Expanding TennCare would hurt patients, taxpayers

March 17, 2013 1:26PM

Beacon Director of Policy Trey Moore warns against the consequences – both fiscal and moral – of expanding Medicaid in Tennessee. This article originally appeared in Sunday’s Knoxville News Sentinel. by Trey Moore Gov. Bill Haslam recently announced he would decide this month whether to expand Tennessee’s Medicaid program in accordance with President Barack Obama’s Patient Protection and Affordable Care Act. While special interests support an expansion, such a move would significantly harm current Medicaid enrollees, our state’s neediest population, who already face substantial barriers to medical care. Additionally, expansion would expose Tennessee taxpayers to untold future burdens at a time when they’re already struggling to comply with the costly new law. Medicaid, administered in Tennessee as TennCare, currently acts as a safety net for our state’s most vulnerable citizens, including pregnant women, families with children, the elderly and the disabled. Yet even at such limited eligibility standards, Tennessee’s Medicaid patients still struggle to find a doctor who will see them. A 2012 Health Affairs study revealed that almost half of Tennessee doctors do not accept new Medicaid patients. That’s not because Tennessee doctors are mean people; rather, Medicaid pays so little for services that they must balance the number of Medicaid patients with enough privately insured patients to make payroll and keep the lights on. Yet, as Tennessee debates whether to add half a million or more to its Medicaid rolls, the state has yet to address one of the its most glaring problems: a shortage of primary care physicians. According to the federal Health Resources and Services Administration, 55 of 95 counties don’t have enough doctors to meet demand. What’s worse, such shortages primarily exist where Medicaid enrollment is highest. So, any move to expand Medicaid without first reforming the program to encourage more participation by providers is dangerous for Medicaid patients. Expansion proponents point to truckloads of “free federal money,” since the law requires the federal government to pay 100 percent of new coverage costs for the first three years and 90 percent for two years afterwards. That sounds too good to pass up, but unless Washington also sends truckloads of new doctors, those with new Medicaid “coverage” will find those insurance cards useless.
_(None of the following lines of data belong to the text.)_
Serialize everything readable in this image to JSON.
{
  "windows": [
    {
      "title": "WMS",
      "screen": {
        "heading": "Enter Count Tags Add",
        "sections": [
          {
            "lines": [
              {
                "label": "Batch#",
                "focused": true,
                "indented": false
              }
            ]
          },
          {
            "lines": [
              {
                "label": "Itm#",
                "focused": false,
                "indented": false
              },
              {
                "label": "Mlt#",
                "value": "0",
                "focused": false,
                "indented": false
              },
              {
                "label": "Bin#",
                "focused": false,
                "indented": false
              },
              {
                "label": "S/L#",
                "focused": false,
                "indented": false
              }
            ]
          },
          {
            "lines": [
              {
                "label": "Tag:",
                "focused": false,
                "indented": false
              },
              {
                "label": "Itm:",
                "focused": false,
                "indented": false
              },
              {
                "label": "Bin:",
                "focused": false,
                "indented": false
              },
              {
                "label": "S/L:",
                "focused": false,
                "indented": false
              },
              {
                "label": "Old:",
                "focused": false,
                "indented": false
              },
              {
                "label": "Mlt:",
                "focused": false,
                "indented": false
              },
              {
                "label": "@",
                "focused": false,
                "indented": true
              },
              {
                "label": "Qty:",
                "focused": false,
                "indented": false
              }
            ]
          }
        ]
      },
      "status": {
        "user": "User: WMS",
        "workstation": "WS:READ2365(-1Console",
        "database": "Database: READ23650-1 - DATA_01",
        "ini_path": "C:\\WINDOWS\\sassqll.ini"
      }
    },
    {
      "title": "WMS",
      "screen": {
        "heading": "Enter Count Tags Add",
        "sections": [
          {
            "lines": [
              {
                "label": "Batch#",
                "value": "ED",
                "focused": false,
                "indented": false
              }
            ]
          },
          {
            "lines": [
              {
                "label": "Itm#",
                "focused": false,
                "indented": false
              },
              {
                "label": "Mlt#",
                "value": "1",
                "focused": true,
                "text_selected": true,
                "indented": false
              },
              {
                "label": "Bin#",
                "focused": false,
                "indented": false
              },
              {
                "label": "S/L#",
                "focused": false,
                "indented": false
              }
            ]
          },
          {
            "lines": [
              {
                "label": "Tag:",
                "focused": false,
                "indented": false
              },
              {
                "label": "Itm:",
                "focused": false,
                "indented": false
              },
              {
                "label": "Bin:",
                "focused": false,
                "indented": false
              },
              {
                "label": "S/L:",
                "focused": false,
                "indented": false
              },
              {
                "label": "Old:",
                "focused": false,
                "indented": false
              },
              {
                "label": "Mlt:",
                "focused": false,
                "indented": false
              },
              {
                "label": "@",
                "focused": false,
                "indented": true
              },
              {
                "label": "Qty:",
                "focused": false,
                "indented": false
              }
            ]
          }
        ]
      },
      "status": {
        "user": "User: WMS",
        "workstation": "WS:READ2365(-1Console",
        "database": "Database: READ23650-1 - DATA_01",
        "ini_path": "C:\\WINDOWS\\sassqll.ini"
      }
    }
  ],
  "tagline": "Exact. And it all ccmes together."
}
As new enrollees compete with current recipients for physicians’ services, those unable to access primary care will inevitably flock to emergency rooms. This is one reason why a 2010 Centers for Disease Control and Prevention study found that Medicaid patients were more likely — even more than the uninsured — to visit emergency rooms. A 2012 study by the American College of Emergency Physicians found similar trends. This increase of undercompensated care to hospitals’ costliest operation — the emergency room — would do little to improve a struggling hospital’s bottom line. Ironically, emergency room red ink is the main reason offered by Tennessee hospitals in support of expansion. In addition to making access to care much worse for Tennessee’s neediest residents, a Medicaid expansion hangs huge liabilities around the necks of taxpayers. The law explicitly requires states to cover all administrative costs of expansion, which studies indicate to be about 2.5 cents per dollar of coverage. Thus, billions in “free” federal funds would require hundreds of millions in state costs up front. This money would have to come out of current spending on education, transportation or safety services, or even worse, require a tax increase. While hospitals clearly face challenges in dealing with $5.6 billion in Medicare cuts, they agreed to those cuts when they endorsed Obama’s health care law. But unlike Medicaid, Medicare is purely a federal program. Hospitals should go back to the table in Washington instead of forcing Tennessee’s most vulnerable citizens and taxpayers to shoulder the burden of these cuts through an expansion of Medicaid. Tennessee should refuse Obama’s Medicaid expansion and tantalizing federal money on both fiscal and moral grounds. The health of Tennessee’s neediest citizens and the financial security of our state are on the line. Trey Moore is the director of policy at The Beacon Center of Tennessee, the state’s free market think tank.